Authors Lounge discussion

15 views
Misc. > Need some created profanity

Comments (showing 1-9 of 9) (9 new)    post a comment »
dateDown arrow    newest »

message 1: by Tony (new)

Tony Talbot | 23 comments My WIP is set some time in the future - say 200 years or so. It's YA, but profanity doesn't bother me...what I want is some neologism profanity.

Something like Red Dwarfs "Smeg" or Judge Dredd's "Drok". I need some low level stuff - like "damn" and some higher level stuff like "f***"

I've done some internet digging and not come across anything that takes my fancy.

Also, what about alternative units of time, rather then second-minute-hour-day-week-month. I have years covered with "cycles", but I'm not happy with "twelfth" for a month and "seventh" for a day.

Go! (And thanks in advance!)


message 2: by Martin (new)

Martin Reed (pendrum) | 11 comments I'll let someone else tackle the profanity.

Possible names reflecting units of time:

Dial
Raster
Parse
Set
Sect
Node
Blink
Burst
Lapse
Junction
Rev
Phase
Sigma
Arc
Hertz
Hyper
Warp

Some of these are being used experimentally in my own WIP sci-fi, so if I end up seeing a critically acclaimed author going by the name of Tony sometime in the future using very similar terminology, I'll be sure to remember this thread.


message 3: by Tony (new)

Tony Talbot | 23 comments >>
critically acclaimed author going by the name of Tony
>>

I {blush} with your praise, sir!

Also, I like Dial and Parse :-)


message 4: by Jonny (new)

Jonny Gibbings (JonnyGibbings) | 18 comments Some surf slang works, as dude still is used.
Feck - obvious that one
Shiv - from prison term, will do you wrong n hurt you.
per - surf term. A shitty guy. comes from Raper
key/keys - from pikies


message 5: by Tony (new)

Tony Talbot | 23 comments I like Shiv and Per, I think I'll use those, thanks!


message 6: by Christopher (new)

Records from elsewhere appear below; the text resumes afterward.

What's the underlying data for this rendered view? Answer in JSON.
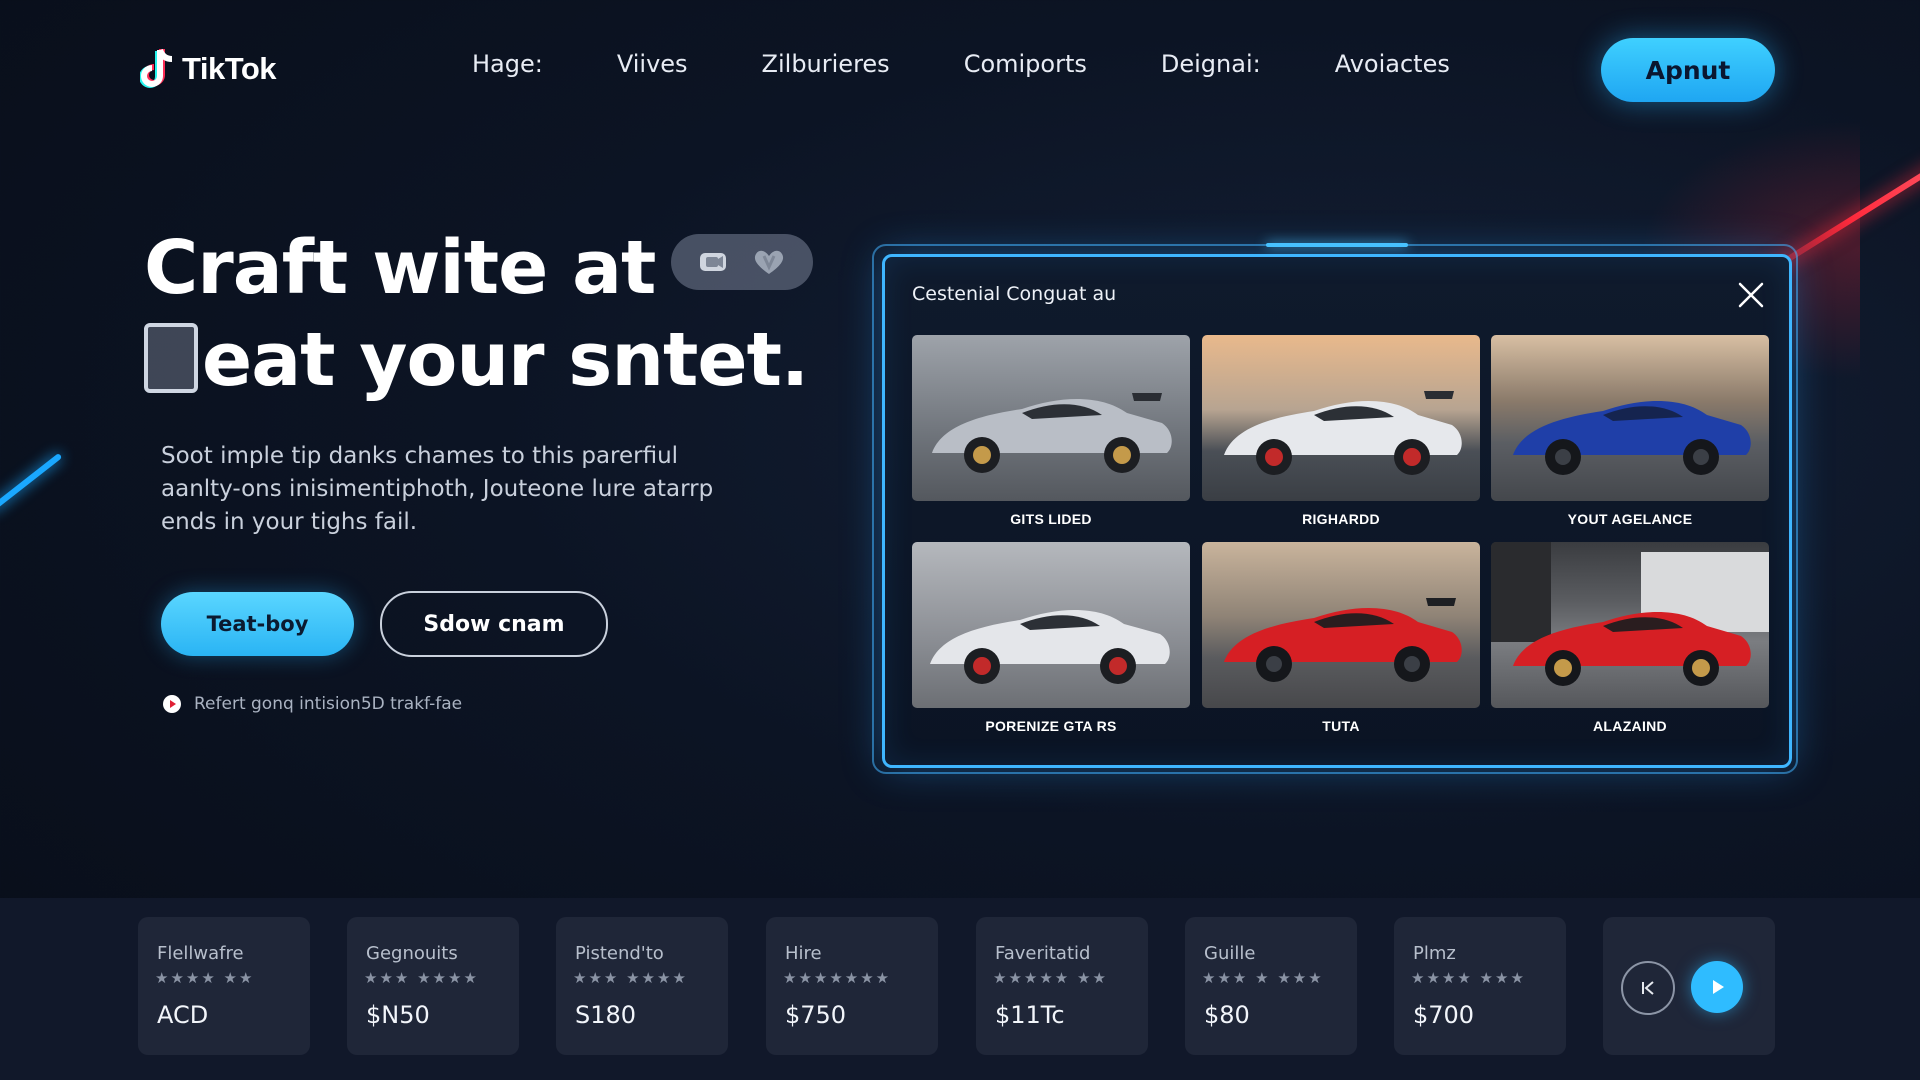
{
  "header": {
    "logo_text": "TikTok",
    "nav": [
      "Hage:",
      "Viives",
      "Zilburieres",
      "Comiports",
      "Deignai:",
      "Avoiactes"
    ],
    "cta_label": "Apnut"
  },
  "hero": {
    "title_line1": "Craft wite at",
    "title_line2": "eat your sntet.",
    "description": "Soot imple tip danks chames to this parerfiul aanlty-ons inisimentiphoth, Jouteone lure atarrp ends in your tighs fail.",
    "primary_button": "Teat-boy",
    "secondary_button": "Sdow cnam",
    "hint": "Refert gonq intision5D trakf-fae"
  },
  "modal": {
    "title": "Cestenial Conguat au",
    "cards": [
      {
        "label": "GITS LIDED",
        "color": "#b9bec6"
      },
      {
        "label": "RIGHARDD",
        "color": "#e6e8ec"
      },
      {
        "label": "YOUT AGELANCE",
        "color": "#1f3fa8"
      },
      {
        "label": "PORENIZE GTA RS",
        "color": "#e4e6ea"
      },
      {
        "label": "TUTA",
        "color": "#d61f24"
      },
      {
        "label": "ALAZAIND",
        "color": "#d61f24"
      }
    ]
  },
  "tiles": [
    {
      "name": "Flellwafre",
      "stars": "★★★★ ★★",
      "price": "ACD"
    },
    {
      "name": "Gegnouits",
      "stars": "★★★ ★★★★",
      "price": "$N50"
    },
    {
      "name": "Pistend'to",
      "stars": "★★★ ★★★★",
      "price": "S180"
    },
    {
      "name": "Hire",
      "stars": "★★★★★★★",
      "price": "$750"
    },
    {
      "name": "Faveritatid",
      "stars": "★★★★★ ★★",
      "price": "$11Tc"
    },
    {
      "name": "Guille",
      "stars": "★★★ ★ ★★★",
      "price": "$80"
    },
    {
      "name": "Plmz",
      "stars": "★★★★ ★★★",
      "price": "$700"
    }
  ],
  "colors": {
    "accent": "#2fbcff",
    "background": "#0c1424",
    "streak_red": "#ff2a3c"
  }
}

Christopher Grey (greyauthor) | 34 comments I have the same problem, but in the ancient world. I've been able to skirt it by eluding to profanity, e.g., "he cursed"' but in general resorted to using modern profanity. Something made up deflates the impact. I'm writing the story in English, so it figures I would use translated profanity as well. In my experience using real words is not distracting but using fake ones are.


message 7: by Tony (new)

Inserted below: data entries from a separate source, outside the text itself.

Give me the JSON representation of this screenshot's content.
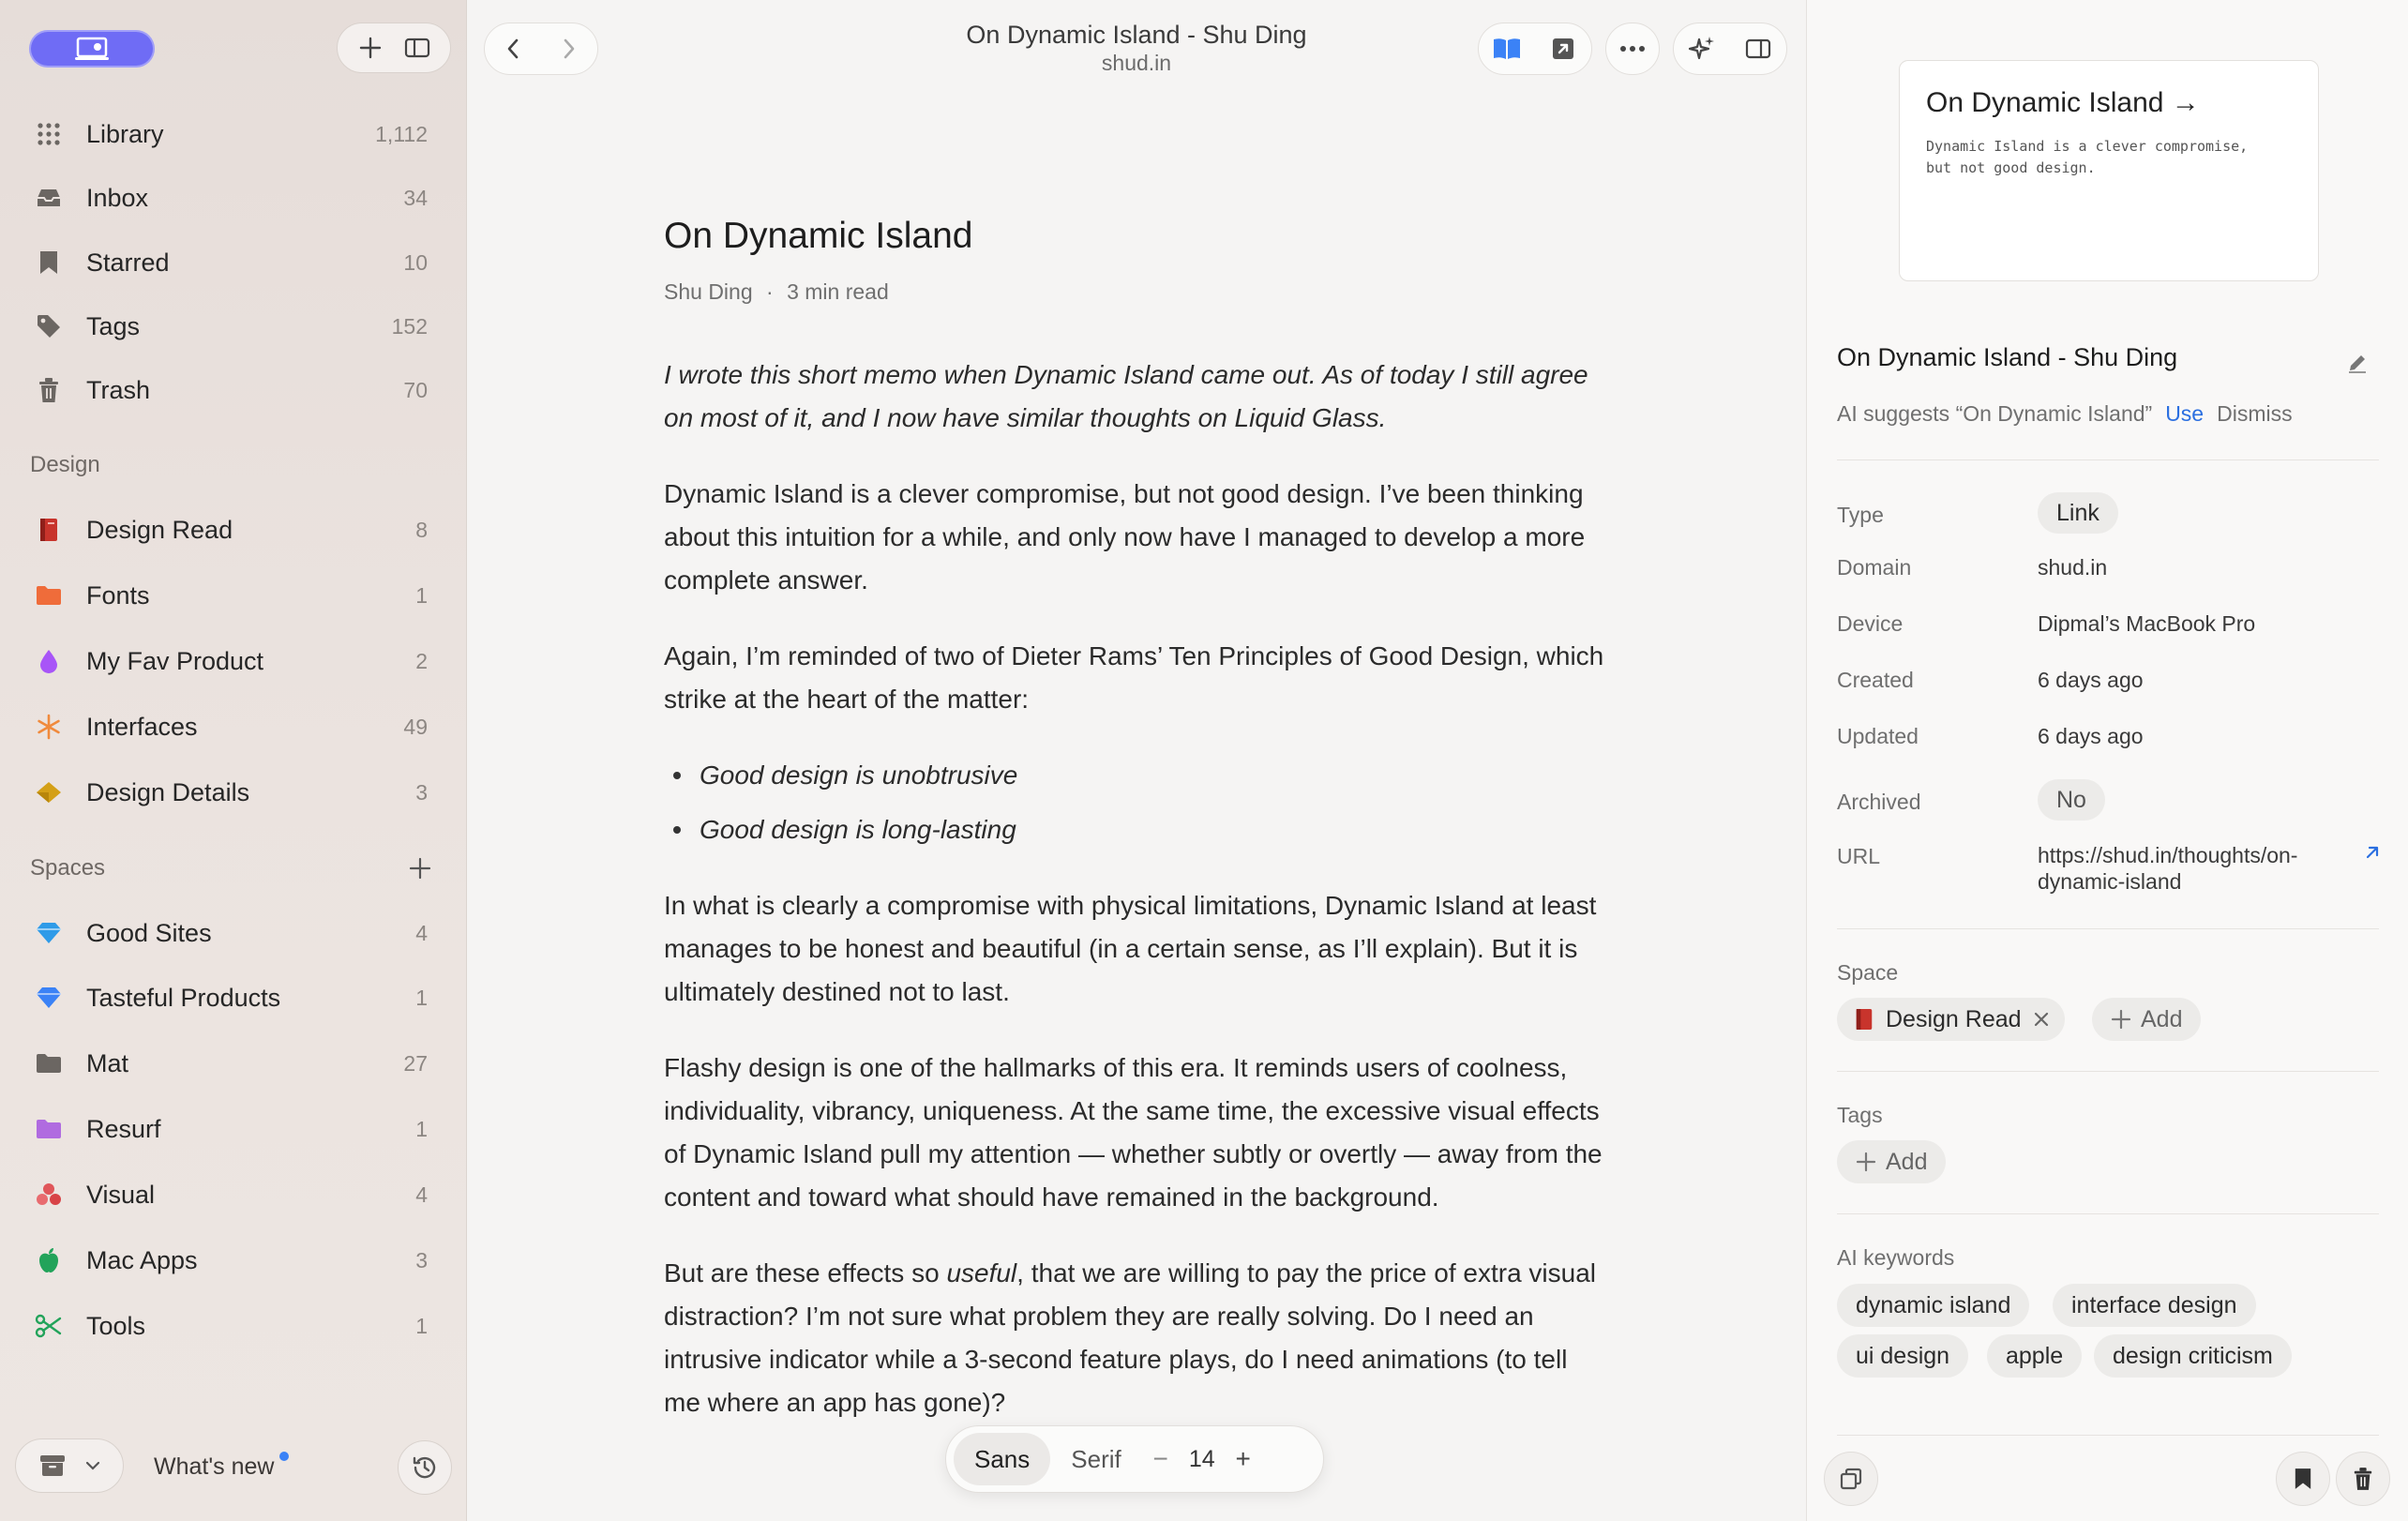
{
  "sidebar": {
    "items": [
      {
        "label": "Library",
        "count": "1,112",
        "icon": "grid-icon"
      },
      {
        "label": "Inbox",
        "count": "34",
        "icon": "inbox-icon"
      },
      {
        "label": "Starred",
        "count": "10",
        "icon": "bookmark-icon"
      },
      {
        "label": "Tags",
        "count": "152",
        "icon": "tag-icon"
      },
      {
        "label": "Trash",
        "count": "70",
        "icon": "trash-icon"
      }
    ],
    "design_title": "Design",
    "design_items": [
      {
        "label": "Design Read",
        "count": "8",
        "icon": "book-icon",
        "color": "#c8342c"
      },
      {
        "label": "Fonts",
        "count": "1",
        "icon": "folder-icon",
        "color": "#ef6c3a"
      },
      {
        "label": "My Fav Product",
        "count": "2",
        "icon": "drop-icon",
        "color": "#a855f7"
      },
      {
        "label": "Interfaces",
        "count": "49",
        "icon": "asterisk-icon",
        "color": "#f08a3c"
      },
      {
        "label": "Design Details",
        "count": "3",
        "icon": "diamond-icon",
        "color": "#d4a017"
      }
    ],
    "spaces_title": "Spaces",
    "space_items": [
      {
        "label": "Good Sites",
        "count": "4",
        "icon": "gem-icon",
        "color": "#2f9be8"
      },
      {
        "label": "Tasteful Products",
        "count": "1",
        "icon": "gem-icon",
        "color": "#3b82f6"
      },
      {
        "label": "Mat",
        "count": "27",
        "icon": "folder-icon",
        "color": "#6b6662"
      },
      {
        "label": "Resurf",
        "count": "1",
        "icon": "folder-icon",
        "color": "#b06be0"
      },
      {
        "label": "Visual",
        "count": "4",
        "icon": "circles-icon",
        "color": "#e0565a"
      },
      {
        "label": "Mac Apps",
        "count": "3",
        "icon": "apple-icon",
        "color": "#22a35a"
      },
      {
        "label": "Tools",
        "count": "1",
        "icon": "scissors-icon",
        "color": "#22a35a"
      }
    ],
    "whats_new": "What's new"
  },
  "window": {
    "title": "On Dynamic Island - Shu Ding",
    "subtitle": "shud.in"
  },
  "article": {
    "title": "On Dynamic Island",
    "author": "Shu Ding",
    "sep": "·",
    "read_time": "3 min read",
    "intro": "I wrote this short memo when Dynamic Island came out. As of today I still agree on most of it, and I now have similar thoughts on Liquid Glass.",
    "p1": "Dynamic Island is a clever compromise, but not good design. I’ve been thinking about this intuition for a while, and only now have I managed to develop a more complete answer.",
    "p2": "Again, I’m reminded of two of Dieter Rams’ Ten Principles of Good Design, which strike at the heart of the matter:",
    "bullet1": "Good design is unobtrusive",
    "bullet2": "Good design is long-lasting",
    "p3": "In what is clearly a compromise with physical limitations, Dynamic Island at least manages to be honest and beautiful (in a certain sense, as I’ll explain). But it is ultimately destined not to last.",
    "p4": "Flashy design is one of the hallmarks of this era. It reminds users of coolness, individuality, vibrancy, uniqueness. At the same time, the excessive visual effects of Dynamic Island pull my attention — whether subtly or overtly — away from the content and toward what should have remained in the background.",
    "p5_a": "But are these effects so ",
    "p5_em": "useful",
    "p5_b": ", that we are willing to pay the price of extra visual distraction? I’m not sure what problem they are really solving. Do I need an intrusive indicator while a 3-second feature plays, do I need animations (to tell me where an app has gone)?"
  },
  "fontbar": {
    "sans": "Sans",
    "serif": "Serif",
    "minus": "−",
    "size": "14",
    "plus": "+"
  },
  "inspector": {
    "preview_title": "On Dynamic Island →",
    "preview_text": "Dynamic Island is a clever compromise, but not good design.",
    "title": "On Dynamic Island - Shu Ding",
    "ai_suggests": "AI suggests “On Dynamic Island”",
    "use": "Use",
    "dismiss": "Dismiss",
    "props": {
      "type_label": "Type",
      "type_value": "Link",
      "domain_label": "Domain",
      "domain_value": "shud.in",
      "device_label": "Device",
      "device_value": "Dipmal’s MacBook Pro",
      "created_label": "Created",
      "created_value": "6 days ago",
      "updated_label": "Updated",
      "updated_value": "6 days ago",
      "archived_label": "Archived",
      "archived_value": "No",
      "url_label": "URL",
      "url_value": "https://shud.in/thoughts/on-dynamic-island"
    },
    "space_label": "Space",
    "space_chip": "Design Read",
    "add": "Add",
    "tags_label": "Tags",
    "ai_keywords_label": "AI keywords",
    "keywords": [
      "dynamic island",
      "interface design",
      "ui design",
      "apple",
      "design criticism"
    ]
  },
  "colors": {
    "accent": "#6f6cf5",
    "link": "#2b6fe0"
  }
}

Tony Talbot | 23 comments Christopher wrote: "I have the same problem, but in the ancient world. I've been able to skirt it by eluding to profanity, e.g., "he cursed"' but in general resorted to using modern profanity. Something made up deflat..."

That's a tricky one; I know Victorian literature uses the initial-blank motid, "F-!", but that wouldn't work for a modern audience, would it?

I think most ancient mild profanity used variations of God, like Ounds, Zounds, Odd-bodkins. I think they kinda suck though.

I found this the other day, a Shakesperian insult kit:
http://www.pangloss.com/seidel/shake_...


message 8: by Jonny (new)

Jonny Gibbings (JonnyGibbings) | 18 comments Odd though that most of the swear words originate long ago. The C word (my fave) its origins is from the word 'cunny' form around 1230 and had the same meanings and use. Fuck first used in the early 1400's.


message 9: by Richard (new)

Richard Sutton (RichardSutton) | 110 comments Unless you're writing in a fantasy, created world scenario, why not curse in the language you;re writing in? Profanity is part of language. It adds accessibility to characters and immediacy to tense situations.


back to top